• **WHAT THE TASK ASKS**: What lines of the data below hold the string "this"? Copy each one.

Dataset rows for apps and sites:
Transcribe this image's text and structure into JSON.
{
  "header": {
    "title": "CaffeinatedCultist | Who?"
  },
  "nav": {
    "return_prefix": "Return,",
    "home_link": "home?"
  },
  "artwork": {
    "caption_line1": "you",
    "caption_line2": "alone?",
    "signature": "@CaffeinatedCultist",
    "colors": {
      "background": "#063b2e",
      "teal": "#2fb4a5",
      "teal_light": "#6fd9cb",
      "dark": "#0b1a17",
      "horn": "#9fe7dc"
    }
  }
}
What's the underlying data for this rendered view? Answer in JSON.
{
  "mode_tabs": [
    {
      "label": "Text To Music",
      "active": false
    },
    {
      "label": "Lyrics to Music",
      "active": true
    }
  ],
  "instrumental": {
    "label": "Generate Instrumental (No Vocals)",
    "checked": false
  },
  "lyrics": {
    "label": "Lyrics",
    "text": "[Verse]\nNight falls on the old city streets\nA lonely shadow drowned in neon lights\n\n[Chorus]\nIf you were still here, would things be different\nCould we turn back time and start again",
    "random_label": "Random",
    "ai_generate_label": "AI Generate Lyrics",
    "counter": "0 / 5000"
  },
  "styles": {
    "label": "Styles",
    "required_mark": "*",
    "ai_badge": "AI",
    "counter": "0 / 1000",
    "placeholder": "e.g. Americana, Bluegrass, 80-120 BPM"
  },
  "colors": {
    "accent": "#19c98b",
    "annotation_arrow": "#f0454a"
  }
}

• **TASK OUTPUT**:
Transcribe this image's text and structure into JSON.
What's the underlying data for this rendered view? Answer in JSON.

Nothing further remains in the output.